through the cant of socialism with Chinese characteristics was bringing back a number of capitalistic practices such as had not been seen in China for thirty years.
To overcome some of these obstacles, Deng proposed experimenting in a limited geographical area. This practice subsequently became part of the basic arsenal of Chinese economic and social reform. Paradoxically he was aided in this by the nineteenth century practice of having concessions carved out of Chinese territory by colonial powers, areas where the laws and customs of China did not apply.
In April 1979 the establishment of four Special Economic Zones, namely Shenzhen, Zhuhai, Shantou and Xiamen were announced. It was no accident that two of the zones were attached to the final remaining Western colonies in China and that the other two had been Treaty Ports with strong connections to Overseas Chinese communities. Deng was consciously trying to emphasise the different nature of these places. He wanted to allay the suspicion that capitalism might someday spread from these places to the rest of China. At the same time he hoped to harness the business acumen and personal connections of Chinese in Hong Kong, Macau and South-East Asia.
We were every bit as sceptical about this as the next person. China watchers accused the Chinese government of bringing back the Treaty Ports. On several occasions in 1980 we travelled through Shenzhen by train and watched the empty gutters and muddy streets. An old tin shack had had the sign Shenzhen Holiday Inn painted roughly on it, a ridiculous concept at a time when there was only one foreign managed hotel in all China. It seemed to us that this could well be a sign of how things would develop.
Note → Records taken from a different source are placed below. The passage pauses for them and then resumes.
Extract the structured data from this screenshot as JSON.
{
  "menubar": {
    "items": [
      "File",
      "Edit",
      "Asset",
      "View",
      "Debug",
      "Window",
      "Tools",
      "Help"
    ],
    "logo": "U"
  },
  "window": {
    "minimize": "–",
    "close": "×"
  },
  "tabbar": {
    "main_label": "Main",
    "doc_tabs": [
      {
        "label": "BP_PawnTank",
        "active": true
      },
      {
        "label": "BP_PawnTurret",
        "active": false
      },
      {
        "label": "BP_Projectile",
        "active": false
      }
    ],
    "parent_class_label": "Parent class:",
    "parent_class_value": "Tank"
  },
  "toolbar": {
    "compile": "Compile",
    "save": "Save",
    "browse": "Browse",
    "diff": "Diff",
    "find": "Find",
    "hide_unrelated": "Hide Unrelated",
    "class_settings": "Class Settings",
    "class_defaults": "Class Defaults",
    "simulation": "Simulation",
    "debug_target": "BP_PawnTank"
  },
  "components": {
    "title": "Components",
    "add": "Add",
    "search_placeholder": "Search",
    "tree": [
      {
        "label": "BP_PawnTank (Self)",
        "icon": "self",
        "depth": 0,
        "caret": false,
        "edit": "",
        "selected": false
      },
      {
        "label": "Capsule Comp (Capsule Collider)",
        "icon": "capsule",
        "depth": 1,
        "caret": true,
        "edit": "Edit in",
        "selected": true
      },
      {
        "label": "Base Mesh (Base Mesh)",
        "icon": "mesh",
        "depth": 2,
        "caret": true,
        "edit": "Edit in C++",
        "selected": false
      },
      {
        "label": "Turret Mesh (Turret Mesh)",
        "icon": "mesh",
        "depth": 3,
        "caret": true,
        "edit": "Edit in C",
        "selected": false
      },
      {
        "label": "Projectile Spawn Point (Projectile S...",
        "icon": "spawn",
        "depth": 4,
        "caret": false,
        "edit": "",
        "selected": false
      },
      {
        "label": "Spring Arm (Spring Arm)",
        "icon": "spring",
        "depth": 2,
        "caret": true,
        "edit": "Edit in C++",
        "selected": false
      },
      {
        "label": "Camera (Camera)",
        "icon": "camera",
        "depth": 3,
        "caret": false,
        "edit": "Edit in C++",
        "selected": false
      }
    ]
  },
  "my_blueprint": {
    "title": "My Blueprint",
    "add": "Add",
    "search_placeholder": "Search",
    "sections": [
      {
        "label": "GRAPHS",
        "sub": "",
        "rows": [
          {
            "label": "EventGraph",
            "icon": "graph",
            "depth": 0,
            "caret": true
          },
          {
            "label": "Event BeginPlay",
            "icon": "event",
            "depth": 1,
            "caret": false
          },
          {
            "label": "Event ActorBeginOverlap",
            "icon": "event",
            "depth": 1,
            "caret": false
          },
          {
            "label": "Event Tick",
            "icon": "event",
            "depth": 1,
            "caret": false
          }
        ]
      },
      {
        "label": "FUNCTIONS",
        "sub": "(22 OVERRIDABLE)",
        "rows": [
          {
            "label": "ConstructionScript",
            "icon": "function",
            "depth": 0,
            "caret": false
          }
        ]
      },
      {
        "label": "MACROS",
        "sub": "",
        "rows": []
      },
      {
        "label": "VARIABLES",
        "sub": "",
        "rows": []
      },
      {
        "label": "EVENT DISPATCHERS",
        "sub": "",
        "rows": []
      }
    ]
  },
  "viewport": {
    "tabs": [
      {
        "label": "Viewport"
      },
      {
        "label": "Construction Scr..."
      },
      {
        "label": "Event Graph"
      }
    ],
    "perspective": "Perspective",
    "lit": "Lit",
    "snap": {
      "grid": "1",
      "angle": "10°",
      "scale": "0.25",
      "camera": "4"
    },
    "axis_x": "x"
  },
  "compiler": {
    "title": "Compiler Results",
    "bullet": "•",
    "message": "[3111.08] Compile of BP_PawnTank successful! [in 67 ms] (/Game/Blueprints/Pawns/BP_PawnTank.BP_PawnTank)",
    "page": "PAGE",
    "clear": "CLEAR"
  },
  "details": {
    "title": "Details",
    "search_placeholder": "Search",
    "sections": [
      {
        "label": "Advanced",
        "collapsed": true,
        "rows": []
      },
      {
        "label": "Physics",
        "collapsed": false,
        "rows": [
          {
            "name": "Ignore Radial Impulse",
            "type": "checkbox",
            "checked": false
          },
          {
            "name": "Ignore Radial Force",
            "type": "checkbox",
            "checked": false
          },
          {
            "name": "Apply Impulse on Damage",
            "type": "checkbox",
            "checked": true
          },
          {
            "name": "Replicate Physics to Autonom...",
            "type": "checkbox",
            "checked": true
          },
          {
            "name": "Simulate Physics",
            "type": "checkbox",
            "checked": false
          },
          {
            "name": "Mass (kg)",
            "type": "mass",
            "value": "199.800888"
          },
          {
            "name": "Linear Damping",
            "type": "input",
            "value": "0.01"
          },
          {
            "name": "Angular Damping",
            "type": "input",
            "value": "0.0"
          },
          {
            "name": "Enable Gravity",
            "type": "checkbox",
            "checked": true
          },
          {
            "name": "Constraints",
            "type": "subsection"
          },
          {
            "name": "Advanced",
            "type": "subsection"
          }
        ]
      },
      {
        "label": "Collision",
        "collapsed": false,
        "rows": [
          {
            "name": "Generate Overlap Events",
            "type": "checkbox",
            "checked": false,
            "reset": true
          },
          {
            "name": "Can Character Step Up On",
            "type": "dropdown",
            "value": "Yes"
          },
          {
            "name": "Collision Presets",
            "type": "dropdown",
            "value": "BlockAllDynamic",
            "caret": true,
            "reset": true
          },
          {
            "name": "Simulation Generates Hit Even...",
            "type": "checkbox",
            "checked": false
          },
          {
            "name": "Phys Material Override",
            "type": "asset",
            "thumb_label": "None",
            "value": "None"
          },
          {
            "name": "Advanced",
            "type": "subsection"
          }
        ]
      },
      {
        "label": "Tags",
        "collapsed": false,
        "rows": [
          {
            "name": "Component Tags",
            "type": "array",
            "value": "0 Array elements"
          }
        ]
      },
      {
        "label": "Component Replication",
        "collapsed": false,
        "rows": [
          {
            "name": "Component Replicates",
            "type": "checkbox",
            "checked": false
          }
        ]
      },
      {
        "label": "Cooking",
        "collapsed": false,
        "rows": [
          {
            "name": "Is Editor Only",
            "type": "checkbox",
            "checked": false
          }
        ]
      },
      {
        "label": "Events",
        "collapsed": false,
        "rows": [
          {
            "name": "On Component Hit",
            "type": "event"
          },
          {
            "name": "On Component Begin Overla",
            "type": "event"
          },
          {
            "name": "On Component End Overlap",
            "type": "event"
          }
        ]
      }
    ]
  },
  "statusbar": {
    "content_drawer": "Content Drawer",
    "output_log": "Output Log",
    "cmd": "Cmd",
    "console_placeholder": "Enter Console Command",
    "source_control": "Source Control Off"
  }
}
But then events started to happen and to happen at an amazing pace.